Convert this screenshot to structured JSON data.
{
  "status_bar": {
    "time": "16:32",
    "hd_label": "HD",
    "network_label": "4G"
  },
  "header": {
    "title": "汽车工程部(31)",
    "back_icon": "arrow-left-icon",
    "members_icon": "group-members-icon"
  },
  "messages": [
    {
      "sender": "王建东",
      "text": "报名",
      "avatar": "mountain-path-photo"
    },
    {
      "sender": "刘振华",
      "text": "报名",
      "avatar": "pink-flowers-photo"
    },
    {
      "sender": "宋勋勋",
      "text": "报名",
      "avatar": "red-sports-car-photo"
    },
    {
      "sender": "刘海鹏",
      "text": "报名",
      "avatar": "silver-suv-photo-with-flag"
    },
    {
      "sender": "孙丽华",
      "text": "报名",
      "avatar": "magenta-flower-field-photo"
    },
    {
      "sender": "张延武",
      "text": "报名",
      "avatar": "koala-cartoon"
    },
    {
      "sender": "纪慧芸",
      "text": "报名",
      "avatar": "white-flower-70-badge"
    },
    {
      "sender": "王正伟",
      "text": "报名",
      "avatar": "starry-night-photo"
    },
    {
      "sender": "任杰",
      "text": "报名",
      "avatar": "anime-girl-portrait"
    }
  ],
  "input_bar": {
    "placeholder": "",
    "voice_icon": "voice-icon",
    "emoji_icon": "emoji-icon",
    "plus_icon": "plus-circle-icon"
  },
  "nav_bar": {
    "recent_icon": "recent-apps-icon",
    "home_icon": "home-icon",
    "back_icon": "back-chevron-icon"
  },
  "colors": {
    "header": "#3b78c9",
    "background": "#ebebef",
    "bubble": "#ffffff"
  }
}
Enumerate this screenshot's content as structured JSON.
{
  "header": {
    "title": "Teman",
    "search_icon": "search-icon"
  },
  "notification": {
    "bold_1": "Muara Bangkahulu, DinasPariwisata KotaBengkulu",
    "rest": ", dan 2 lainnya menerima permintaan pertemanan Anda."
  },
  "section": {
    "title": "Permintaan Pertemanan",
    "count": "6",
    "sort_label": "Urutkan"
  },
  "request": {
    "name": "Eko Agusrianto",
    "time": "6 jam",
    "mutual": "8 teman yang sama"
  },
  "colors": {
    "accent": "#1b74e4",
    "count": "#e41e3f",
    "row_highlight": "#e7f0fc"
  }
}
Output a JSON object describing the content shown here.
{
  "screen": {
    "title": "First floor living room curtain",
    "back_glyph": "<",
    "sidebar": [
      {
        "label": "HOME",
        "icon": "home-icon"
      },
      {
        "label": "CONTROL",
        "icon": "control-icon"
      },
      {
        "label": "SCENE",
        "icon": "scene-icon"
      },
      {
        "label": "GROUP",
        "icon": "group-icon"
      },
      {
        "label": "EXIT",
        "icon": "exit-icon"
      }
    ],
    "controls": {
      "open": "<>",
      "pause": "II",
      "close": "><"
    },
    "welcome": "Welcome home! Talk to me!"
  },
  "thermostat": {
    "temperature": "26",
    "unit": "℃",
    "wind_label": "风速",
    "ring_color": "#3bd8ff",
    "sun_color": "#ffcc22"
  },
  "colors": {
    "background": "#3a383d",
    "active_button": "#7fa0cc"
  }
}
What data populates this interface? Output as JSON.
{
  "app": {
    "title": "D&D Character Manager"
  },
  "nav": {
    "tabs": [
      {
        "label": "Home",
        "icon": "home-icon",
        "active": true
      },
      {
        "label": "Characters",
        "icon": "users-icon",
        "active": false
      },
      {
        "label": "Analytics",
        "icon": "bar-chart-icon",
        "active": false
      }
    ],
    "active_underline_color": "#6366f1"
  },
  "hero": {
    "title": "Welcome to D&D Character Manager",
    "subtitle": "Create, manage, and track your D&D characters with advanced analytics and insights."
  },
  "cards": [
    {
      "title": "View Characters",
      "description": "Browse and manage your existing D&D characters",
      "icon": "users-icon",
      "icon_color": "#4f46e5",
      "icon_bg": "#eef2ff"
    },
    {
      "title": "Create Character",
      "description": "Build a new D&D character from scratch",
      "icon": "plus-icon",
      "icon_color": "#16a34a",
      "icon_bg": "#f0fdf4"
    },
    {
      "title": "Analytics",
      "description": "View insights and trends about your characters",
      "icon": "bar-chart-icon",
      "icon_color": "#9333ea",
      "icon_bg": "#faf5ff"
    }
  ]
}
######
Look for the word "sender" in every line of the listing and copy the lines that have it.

Response to this exercise:
      "sender": "王建东",
      "sender": "刘振华",
      "sender": "宋勋勋",
      "sender": "刘海鹏",
      "sender": "孙丽华",
      "sender": "张延武",
      "sender": "纪慧芸",
      "sender": "王正伟",
      "sender": "任杰",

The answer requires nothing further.